The input:
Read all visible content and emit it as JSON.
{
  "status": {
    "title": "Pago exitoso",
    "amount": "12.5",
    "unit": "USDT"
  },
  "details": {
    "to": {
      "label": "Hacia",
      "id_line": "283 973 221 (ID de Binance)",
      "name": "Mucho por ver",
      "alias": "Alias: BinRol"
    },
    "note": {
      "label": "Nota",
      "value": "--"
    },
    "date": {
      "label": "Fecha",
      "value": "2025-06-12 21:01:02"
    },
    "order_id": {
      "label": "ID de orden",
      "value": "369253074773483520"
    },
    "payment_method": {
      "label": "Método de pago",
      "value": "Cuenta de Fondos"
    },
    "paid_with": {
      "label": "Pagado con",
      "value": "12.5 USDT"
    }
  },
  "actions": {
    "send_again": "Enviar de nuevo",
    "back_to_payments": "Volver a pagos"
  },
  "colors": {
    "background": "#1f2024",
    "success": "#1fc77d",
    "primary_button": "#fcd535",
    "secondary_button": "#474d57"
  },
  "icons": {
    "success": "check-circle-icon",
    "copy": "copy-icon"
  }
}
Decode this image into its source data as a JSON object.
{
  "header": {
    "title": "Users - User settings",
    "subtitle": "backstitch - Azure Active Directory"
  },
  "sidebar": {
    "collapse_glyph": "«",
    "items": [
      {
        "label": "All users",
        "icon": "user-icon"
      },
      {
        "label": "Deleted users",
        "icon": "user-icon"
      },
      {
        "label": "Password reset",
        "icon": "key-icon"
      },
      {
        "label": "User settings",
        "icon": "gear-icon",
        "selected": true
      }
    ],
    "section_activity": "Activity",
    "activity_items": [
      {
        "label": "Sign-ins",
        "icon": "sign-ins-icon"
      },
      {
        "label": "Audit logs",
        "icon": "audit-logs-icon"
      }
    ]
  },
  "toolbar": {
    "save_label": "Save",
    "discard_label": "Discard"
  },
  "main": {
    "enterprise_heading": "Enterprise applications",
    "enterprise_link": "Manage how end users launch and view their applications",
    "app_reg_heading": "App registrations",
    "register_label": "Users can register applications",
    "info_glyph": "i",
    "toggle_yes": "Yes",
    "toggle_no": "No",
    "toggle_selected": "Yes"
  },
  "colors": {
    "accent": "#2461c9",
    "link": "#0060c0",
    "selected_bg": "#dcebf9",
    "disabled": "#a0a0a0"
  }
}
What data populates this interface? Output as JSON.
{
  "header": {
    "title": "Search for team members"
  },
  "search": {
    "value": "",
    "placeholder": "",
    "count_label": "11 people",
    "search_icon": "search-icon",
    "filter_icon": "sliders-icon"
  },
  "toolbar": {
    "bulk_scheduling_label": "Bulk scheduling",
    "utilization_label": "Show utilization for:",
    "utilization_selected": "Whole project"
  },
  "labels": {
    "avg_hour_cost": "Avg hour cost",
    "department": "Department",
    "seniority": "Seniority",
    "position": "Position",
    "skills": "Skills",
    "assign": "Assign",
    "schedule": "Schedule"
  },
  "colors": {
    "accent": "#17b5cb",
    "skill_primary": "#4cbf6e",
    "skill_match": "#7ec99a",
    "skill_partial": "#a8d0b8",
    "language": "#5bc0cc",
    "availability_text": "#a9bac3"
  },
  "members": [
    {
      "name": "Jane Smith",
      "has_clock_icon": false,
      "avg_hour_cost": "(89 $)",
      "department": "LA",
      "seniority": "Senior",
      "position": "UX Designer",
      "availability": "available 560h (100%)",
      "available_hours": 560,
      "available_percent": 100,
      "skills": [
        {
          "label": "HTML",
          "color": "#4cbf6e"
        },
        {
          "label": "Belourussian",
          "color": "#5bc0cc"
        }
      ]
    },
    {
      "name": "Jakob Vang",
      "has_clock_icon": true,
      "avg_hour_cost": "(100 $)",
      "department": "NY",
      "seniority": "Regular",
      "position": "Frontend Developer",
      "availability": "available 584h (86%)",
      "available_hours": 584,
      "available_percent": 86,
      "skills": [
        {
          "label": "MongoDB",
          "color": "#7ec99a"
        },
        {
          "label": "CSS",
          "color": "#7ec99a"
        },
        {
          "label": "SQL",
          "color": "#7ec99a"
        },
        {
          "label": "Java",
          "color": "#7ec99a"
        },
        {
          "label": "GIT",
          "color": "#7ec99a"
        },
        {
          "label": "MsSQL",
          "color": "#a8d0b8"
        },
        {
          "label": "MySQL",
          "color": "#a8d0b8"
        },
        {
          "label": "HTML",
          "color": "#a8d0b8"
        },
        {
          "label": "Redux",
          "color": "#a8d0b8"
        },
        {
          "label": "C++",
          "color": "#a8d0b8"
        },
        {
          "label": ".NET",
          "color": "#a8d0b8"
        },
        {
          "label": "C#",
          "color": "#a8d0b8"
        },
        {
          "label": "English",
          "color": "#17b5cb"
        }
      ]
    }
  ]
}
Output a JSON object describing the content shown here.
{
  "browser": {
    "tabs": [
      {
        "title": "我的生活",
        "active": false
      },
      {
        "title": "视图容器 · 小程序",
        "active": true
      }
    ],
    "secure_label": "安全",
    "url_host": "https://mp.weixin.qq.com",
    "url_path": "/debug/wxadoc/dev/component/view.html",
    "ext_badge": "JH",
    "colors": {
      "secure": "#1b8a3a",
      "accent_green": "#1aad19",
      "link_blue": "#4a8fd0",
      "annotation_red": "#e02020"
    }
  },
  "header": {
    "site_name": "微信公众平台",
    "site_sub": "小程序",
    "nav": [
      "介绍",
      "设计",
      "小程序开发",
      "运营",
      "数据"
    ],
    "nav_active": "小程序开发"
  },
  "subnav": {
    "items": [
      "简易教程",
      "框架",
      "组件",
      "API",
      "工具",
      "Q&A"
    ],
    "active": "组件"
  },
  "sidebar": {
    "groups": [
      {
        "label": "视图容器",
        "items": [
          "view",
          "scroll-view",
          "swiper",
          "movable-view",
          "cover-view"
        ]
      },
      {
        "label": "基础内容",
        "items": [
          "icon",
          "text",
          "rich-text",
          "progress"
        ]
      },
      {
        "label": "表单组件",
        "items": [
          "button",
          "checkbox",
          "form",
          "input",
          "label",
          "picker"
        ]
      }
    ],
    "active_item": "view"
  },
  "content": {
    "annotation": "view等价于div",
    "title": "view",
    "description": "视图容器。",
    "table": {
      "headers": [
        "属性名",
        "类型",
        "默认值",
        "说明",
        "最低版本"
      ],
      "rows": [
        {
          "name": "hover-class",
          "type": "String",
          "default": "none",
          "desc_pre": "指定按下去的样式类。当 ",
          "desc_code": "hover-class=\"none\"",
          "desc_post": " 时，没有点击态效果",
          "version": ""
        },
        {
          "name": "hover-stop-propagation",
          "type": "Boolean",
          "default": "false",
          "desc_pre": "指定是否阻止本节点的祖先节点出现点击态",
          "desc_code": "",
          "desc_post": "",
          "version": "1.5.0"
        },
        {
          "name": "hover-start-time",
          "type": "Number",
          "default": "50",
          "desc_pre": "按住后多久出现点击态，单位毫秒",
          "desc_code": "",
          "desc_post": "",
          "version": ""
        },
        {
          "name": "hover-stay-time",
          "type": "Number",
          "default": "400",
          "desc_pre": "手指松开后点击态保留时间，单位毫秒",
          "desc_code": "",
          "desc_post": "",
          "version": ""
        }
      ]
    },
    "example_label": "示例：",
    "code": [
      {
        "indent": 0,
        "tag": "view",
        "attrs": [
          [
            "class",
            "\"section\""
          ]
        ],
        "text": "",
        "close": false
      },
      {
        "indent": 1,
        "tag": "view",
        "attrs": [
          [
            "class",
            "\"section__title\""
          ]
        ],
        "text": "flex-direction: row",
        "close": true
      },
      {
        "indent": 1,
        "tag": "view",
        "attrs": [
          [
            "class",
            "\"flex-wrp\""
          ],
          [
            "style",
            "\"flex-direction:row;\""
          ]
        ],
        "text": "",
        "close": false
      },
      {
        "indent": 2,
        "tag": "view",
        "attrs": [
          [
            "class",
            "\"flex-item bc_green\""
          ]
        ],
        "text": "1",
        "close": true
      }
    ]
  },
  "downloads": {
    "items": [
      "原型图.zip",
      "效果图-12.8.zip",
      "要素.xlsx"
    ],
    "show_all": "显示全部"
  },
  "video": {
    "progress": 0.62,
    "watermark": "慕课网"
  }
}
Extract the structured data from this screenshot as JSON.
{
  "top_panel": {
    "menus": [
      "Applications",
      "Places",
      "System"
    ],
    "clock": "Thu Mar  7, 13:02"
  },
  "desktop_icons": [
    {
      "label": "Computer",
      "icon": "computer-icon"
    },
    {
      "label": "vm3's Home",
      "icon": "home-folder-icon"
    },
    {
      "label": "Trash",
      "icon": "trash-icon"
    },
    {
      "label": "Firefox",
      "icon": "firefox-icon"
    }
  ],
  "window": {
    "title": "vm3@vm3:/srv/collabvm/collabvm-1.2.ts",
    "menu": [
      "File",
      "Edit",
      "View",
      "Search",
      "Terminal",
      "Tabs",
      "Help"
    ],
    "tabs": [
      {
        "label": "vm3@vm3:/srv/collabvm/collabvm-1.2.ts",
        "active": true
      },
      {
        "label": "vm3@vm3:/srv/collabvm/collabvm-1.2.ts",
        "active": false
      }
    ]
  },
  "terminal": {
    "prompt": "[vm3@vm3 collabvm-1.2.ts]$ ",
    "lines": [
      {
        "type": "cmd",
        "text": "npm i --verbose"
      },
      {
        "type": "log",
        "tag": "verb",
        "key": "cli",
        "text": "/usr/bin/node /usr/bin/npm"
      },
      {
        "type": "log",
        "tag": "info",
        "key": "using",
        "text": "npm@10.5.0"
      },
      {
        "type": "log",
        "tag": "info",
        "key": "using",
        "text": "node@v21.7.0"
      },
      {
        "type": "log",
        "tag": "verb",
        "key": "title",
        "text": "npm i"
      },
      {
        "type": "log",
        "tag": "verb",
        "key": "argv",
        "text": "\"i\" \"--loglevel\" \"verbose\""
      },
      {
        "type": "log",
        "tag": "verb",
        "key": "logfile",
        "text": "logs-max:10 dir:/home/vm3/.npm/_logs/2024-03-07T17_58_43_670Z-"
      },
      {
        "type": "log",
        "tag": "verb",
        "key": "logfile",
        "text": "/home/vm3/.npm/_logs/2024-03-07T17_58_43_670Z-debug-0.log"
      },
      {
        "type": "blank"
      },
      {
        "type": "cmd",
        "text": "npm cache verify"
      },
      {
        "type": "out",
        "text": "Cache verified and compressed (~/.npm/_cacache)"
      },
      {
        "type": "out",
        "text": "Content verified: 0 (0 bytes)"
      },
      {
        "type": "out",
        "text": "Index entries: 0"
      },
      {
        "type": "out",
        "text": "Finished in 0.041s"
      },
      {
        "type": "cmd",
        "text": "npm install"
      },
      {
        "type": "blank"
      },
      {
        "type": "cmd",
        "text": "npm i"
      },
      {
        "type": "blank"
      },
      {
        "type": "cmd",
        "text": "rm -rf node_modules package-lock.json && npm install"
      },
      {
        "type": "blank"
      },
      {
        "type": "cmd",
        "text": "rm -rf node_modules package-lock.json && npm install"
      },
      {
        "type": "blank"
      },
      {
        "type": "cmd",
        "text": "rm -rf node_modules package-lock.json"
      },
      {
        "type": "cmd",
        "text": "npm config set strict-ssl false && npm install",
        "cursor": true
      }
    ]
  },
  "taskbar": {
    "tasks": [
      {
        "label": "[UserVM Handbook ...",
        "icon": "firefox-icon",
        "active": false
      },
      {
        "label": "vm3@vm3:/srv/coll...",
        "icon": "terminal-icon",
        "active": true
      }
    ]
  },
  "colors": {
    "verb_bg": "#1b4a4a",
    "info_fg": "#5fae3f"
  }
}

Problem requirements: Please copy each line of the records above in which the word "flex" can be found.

Written answer:
        "text": "flex-direction: row",
            "\"flex-wrp\""
            "\"flex-direction:row;\""
            "\"flex-item bc_green\""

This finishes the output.